Green Bay Packers at Washington Redskins
Luke’s DFS Take: Just how far can Aaron Rodgers go on a hobbled leg? Last week’s performance was inspiring, but with another defense that gets after the quarterback on tap this weekend, it’s fair to wonder if Rodgers can keep this up. Rodgers said so himself that there is definitely a fear of doing more damage to his sprained knee, and that makes it difficult for me to pay for the most expensive quarterback of the week when he is that worried about his health. Even though I can’t buy into the offense at this point, I also still won’t bet on the defense opposing them – unless Rodgers ends up not playing – because even with him on one leg I don’t see much upside for an opposing defense. The Redskins’ offense wildly disappointed last week in a matchup against the Colts as they only managed to score 9 points. The good about the ‘Skins offense is that they are incredibly easy to predict for fantasy purposes. If you are willing to go back to them this week in another positive matchup, you know with confidence who to target. Adrian Peterson will continue to be featured in the running game, but it is fair to question how consistent he will be at this stage of his career. The true value in this offense lies with Chris Thompson and Jordan Reed. With Alex Smith under center, this offense will run on an incredible number of short passes which is exactly why Thompson and Reed have dominated targets to this point. Also working in their favor is an underwhelming group of wide receivers. Both of these guys are in play, and will be most weeks, because of their volume and the good matchup this week.

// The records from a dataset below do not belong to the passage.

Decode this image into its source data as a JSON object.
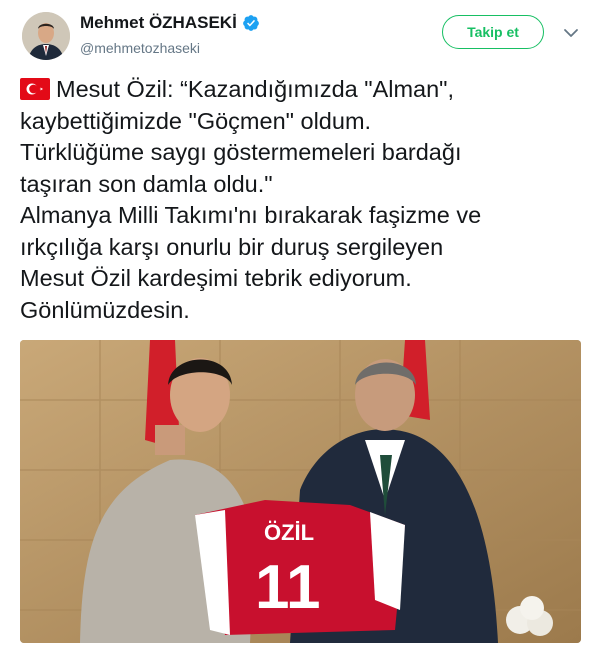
{
  "user": {
    "display_name": "Mehmet ÖZHASEKİ",
    "handle": "@mehmetozhaseki",
    "verified": true
  },
  "follow_button": {
    "label": "Takip et",
    "color": "#17bf63"
  },
  "tweet": {
    "lines": [
      "Mesut Özil: “Kazandığımızda \"Alman\",",
      "kaybettiğimizde \"Göçmen\" oldum.",
      "Türklüğüme saygı göstermemeleri bardağı",
      "taşıran son damla oldu.\"",
      "Almanya Milli Takımı'nı bırakarak faşizme ve",
      "ırkçılığa karşı onurlu bir duruş sergileyen",
      "Mesut Özil kardeşimi tebrik ediyorum.",
      "Gönlümüzdesin."
    ],
    "flag_icon": "turkey-flag-icon"
  },
  "photo": {
    "jersey_name": "ÖZİL",
    "jersey_number": "11"
  },
  "colors": {
    "text": "#14171a",
    "secondary": "#657786",
    "verified_blue": "#1da1f2",
    "flag_red": "#e30a17",
    "jersey_red": "#c8102e"
  }
}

Mario’s DFS Take: I felt a little delusional as the first team I ‘stacked’ in my temporary lineup for Sunday’s games was the Washington Redskins. This meant that Alex Smith, Chris Thompson, Jordan Reed, and at least one of the wide receivers were instantly pushed to the top of my list of players to use. Are they collectively intriguing? Not particularly. But they are all in a position to shine. Alex Smith is a good quarterback who knows how to win games. It might sound cliche, but it’s his biggest strength. As is going overlooked. A good example of this would be the fact that he threw the ball a whopping 46 times for 292 yards, last week. And, he did so because the Colts’ offense was pushing the game forward, and Washington needed to keep pace. Won’t Sunday bring a similar narrative as Green Bay’s Aaron Rodgers tries to win with one leg, again? I’m currently out on Rodgers for this weekend, but it’s hard to imagine the Packers and Redskins locked in a pillow-fight. There will be points scored. Washington provides the best value in securing some of these points.

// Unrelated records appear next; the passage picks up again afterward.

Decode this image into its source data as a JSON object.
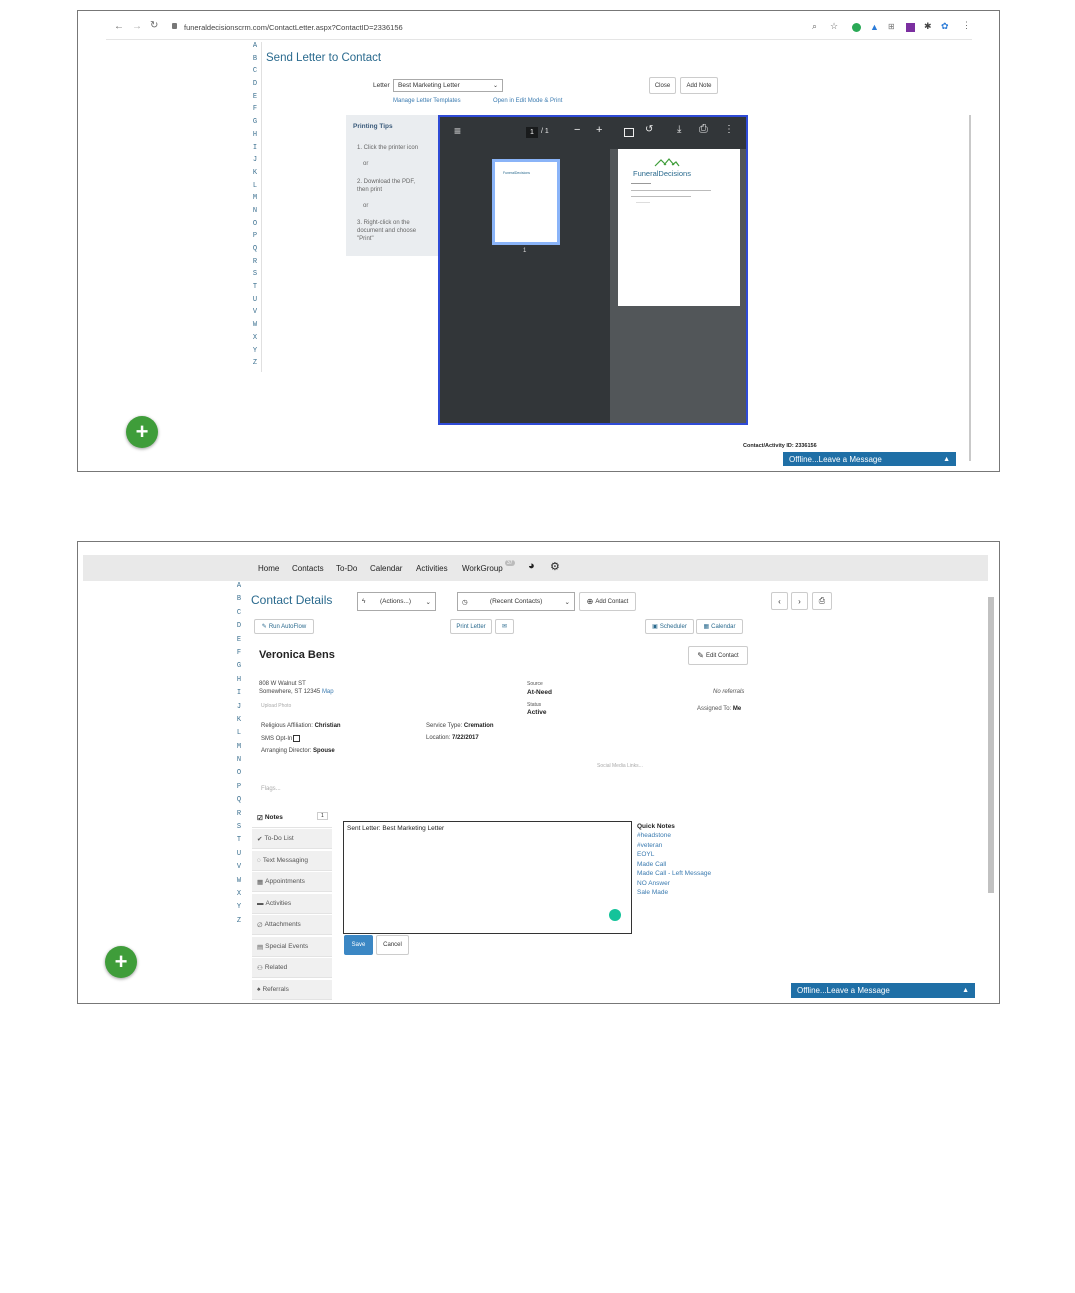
{
  "top": {
    "url": "funeraldecisionscrm.com/ContactLetter.aspx?ContactID=2336156",
    "alphabet": [
      "A",
      "B",
      "C",
      "D",
      "E",
      "F",
      "G",
      "H",
      "I",
      "J",
      "K",
      "L",
      "M",
      "N",
      "O",
      "P",
      "Q",
      "R",
      "S",
      "T",
      "U",
      "V",
      "W",
      "X",
      "Y",
      "Z"
    ],
    "title": "Send Letter to Contact",
    "letter_label": "Letter",
    "letter_value": "Best Marketing Letter",
    "manage_link": "Manage Letter Templates",
    "open_link": "Open in Edit Mode & Print",
    "close_label": "Close",
    "add_note_label": "Add Note",
    "tips_title": "Printing Tips",
    "tip1": "1. Click the printer icon",
    "or1": "or",
    "tip2": "2. Download the PDF, then print",
    "or2": "or",
    "tip3": "3. Right-click on the document and choose \"Print\"",
    "page_current": "1",
    "page_total": "/ 1",
    "thumb_number": "1",
    "brand": "FuneralDecisions",
    "contact_id": "Contact/Activity ID: 2336156",
    "chat": "Offline...Leave a Message"
  },
  "bottom": {
    "nav": [
      "Home",
      "Contacts",
      "To-Do",
      "Calendar",
      "Activities",
      "WorkGroup"
    ],
    "workgroup_badge": "37",
    "alphabet": [
      "A",
      "B",
      "C",
      "D",
      "E",
      "F",
      "G",
      "H",
      "I",
      "J",
      "K",
      "L",
      "M",
      "N",
      "O",
      "P",
      "Q",
      "R",
      "S",
      "T",
      "U",
      "V",
      "W",
      "X",
      "Y",
      "Z"
    ],
    "title": "Contact Details",
    "actions": "(Actions...)",
    "recent": "(Recent Contacts)",
    "add_contact": "Add Contact",
    "run_autoflow": "Run AutoFlow",
    "print_letter": "Print Letter",
    "scheduler": "Scheduler",
    "calendar": "Calendar",
    "edit_contact": "Edit Contact",
    "name": "Veronica Bens",
    "address1": "808 W Walnut ST",
    "address2": "Somewhere, ST 12345",
    "map": "Map",
    "upload_photo": "Upload Photo",
    "source_label": "Source",
    "source_value": "At-Need",
    "status_label": "Status",
    "status_value": "Active",
    "no_referrals": "No referrals",
    "assigned_label": "Assigned To:",
    "assigned_value": "Me",
    "religious_label": "Religious Affiliation:",
    "religious_value": "Christian",
    "sms_label": "SMS Opt-In",
    "director_label": "Arranging Director:",
    "director_value": "Spouse",
    "service_label": "Service Type:",
    "service_value": "Cremation",
    "location_label": "Location:",
    "location_value": "7/22/2017",
    "social": "Social Media Links...",
    "flags": "Flags...",
    "tabs": [
      "Notes",
      "To-Do List",
      "Text Messaging",
      "Appointments",
      "Activities",
      "Attachments",
      "Special Events",
      "Related",
      "Referrals"
    ],
    "notes_count": "1",
    "note_text": "Sent Letter: Best Marketing Letter",
    "quick_title": "Quick Notes",
    "quick_notes": [
      "#headstone",
      "#veteran",
      "EOYL",
      "Made Call",
      "Made Call - Left Message",
      "NO Answer",
      "Sale Made"
    ],
    "save": "Save",
    "cancel": "Cancel",
    "chat": "Offline...Leave a Message"
  }
}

Photo Credit: By Casey McNeil [Public domain], via Wikimedia Commons